What is needed: What lines below include the word "with"? Copy each one.
======
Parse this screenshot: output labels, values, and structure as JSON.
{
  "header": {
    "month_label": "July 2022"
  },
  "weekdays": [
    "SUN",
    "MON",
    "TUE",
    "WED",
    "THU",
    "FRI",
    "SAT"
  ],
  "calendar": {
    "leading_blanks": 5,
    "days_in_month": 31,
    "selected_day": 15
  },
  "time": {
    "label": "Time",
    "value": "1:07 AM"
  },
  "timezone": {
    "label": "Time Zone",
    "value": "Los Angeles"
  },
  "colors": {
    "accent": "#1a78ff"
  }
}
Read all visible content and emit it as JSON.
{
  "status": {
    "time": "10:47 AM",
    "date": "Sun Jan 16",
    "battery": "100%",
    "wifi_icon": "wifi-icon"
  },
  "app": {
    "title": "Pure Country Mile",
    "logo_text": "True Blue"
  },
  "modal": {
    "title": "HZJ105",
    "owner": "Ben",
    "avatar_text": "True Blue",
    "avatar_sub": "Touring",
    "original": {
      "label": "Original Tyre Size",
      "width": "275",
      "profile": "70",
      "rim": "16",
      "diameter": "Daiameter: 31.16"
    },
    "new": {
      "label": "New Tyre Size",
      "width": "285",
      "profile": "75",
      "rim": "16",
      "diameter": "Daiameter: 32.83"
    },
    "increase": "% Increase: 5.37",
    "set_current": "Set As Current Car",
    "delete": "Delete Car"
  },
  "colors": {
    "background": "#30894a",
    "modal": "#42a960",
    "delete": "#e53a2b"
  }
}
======
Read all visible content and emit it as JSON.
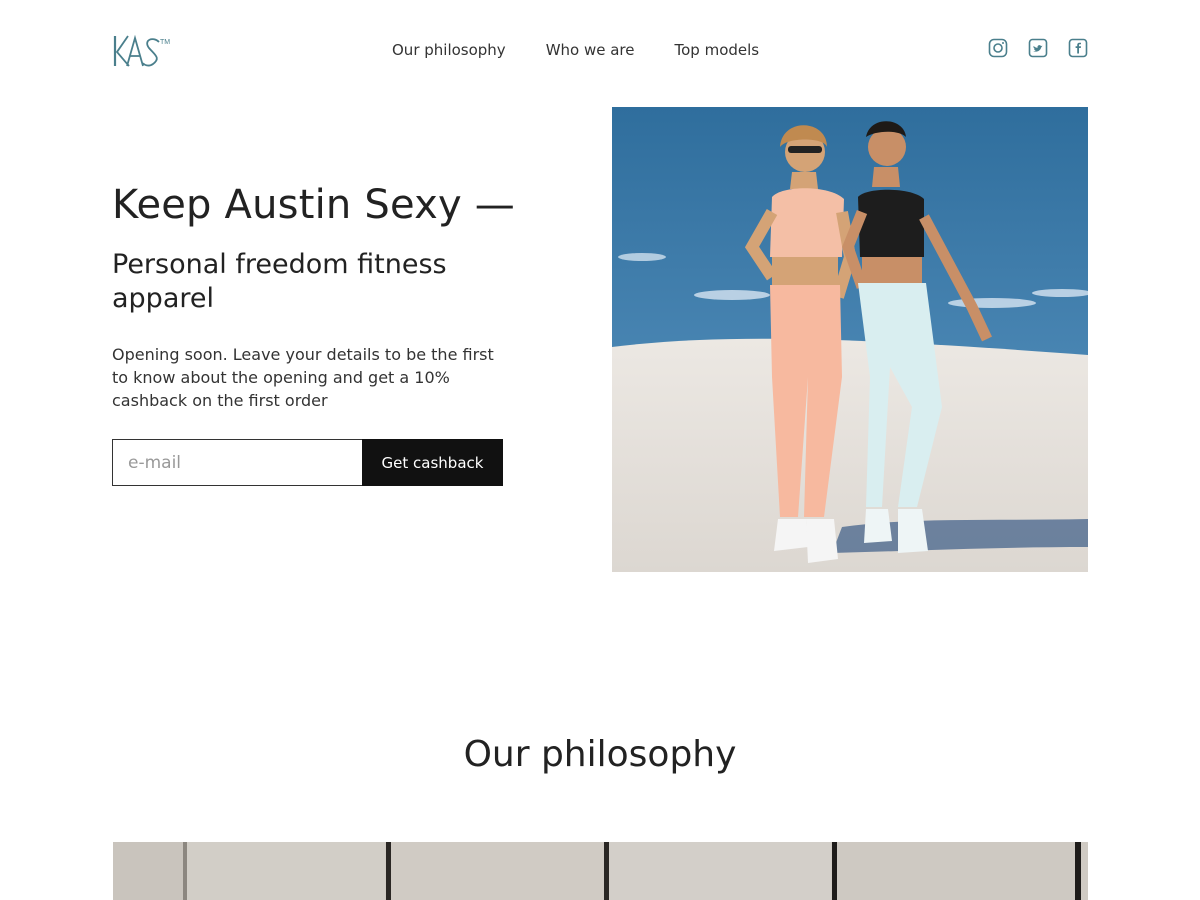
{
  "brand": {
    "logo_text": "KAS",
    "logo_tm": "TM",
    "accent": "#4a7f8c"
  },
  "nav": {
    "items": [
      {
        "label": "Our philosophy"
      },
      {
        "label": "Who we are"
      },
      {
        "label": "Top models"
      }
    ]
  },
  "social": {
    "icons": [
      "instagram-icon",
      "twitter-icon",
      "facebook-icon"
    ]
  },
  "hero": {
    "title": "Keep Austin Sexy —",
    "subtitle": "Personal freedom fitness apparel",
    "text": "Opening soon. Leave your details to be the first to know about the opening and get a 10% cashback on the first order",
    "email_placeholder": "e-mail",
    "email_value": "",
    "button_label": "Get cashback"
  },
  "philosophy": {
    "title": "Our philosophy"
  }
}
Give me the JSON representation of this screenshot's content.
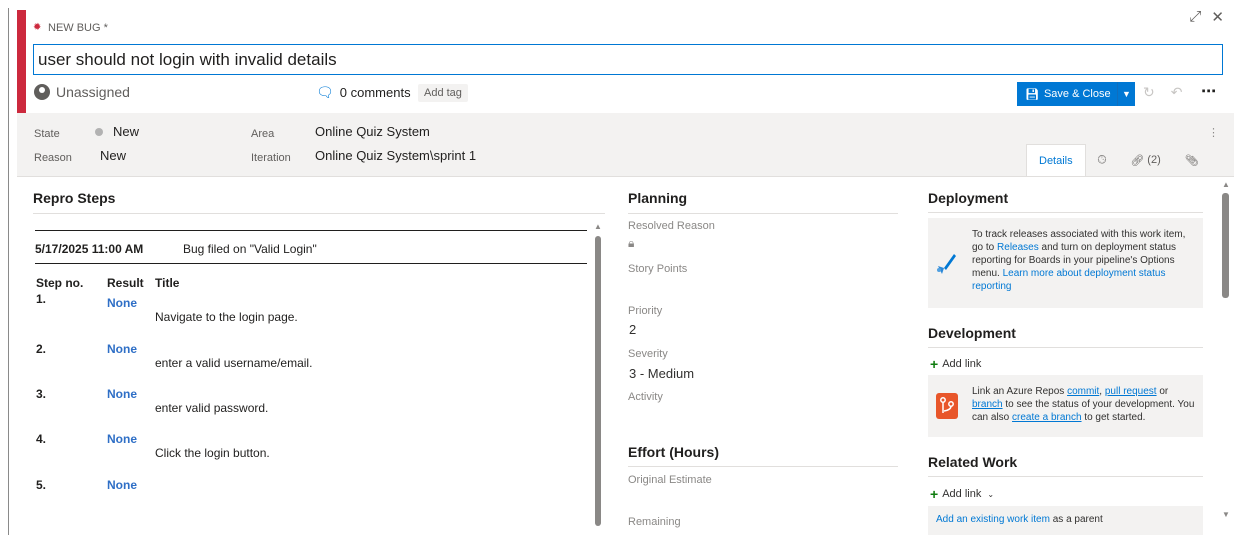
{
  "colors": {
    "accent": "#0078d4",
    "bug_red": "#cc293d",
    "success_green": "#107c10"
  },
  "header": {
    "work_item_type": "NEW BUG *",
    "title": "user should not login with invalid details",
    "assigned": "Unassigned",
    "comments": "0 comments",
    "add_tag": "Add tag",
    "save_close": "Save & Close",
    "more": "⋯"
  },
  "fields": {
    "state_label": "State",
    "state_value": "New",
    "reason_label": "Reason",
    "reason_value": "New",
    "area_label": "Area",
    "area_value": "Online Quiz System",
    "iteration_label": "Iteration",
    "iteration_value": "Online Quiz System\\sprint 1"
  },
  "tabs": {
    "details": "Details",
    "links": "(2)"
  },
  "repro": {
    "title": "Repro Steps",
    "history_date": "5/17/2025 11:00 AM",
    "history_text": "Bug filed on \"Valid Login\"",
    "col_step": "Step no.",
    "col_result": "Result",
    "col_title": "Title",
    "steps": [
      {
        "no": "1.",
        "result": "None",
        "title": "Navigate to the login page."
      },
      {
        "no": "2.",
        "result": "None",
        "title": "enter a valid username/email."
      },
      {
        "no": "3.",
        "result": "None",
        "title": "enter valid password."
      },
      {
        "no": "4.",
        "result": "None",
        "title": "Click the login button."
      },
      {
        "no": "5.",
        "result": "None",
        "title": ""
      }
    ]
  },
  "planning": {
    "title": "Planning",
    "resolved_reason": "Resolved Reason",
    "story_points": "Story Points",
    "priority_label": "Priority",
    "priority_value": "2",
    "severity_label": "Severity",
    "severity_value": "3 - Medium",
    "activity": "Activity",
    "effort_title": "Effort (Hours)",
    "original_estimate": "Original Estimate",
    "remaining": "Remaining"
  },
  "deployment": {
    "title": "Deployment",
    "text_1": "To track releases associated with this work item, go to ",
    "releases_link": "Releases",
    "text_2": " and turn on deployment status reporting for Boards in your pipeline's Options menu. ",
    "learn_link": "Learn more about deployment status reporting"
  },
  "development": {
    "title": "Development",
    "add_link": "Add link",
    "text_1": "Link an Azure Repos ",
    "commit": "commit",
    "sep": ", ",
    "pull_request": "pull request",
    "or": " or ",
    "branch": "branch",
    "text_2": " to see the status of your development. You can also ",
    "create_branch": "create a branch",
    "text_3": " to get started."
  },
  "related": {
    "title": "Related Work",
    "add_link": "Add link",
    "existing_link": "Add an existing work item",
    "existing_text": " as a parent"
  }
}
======
Reply to the task:
    "title": "user should not login with invalid details",
    "text_1": "To track releases associated with this work item, go to ",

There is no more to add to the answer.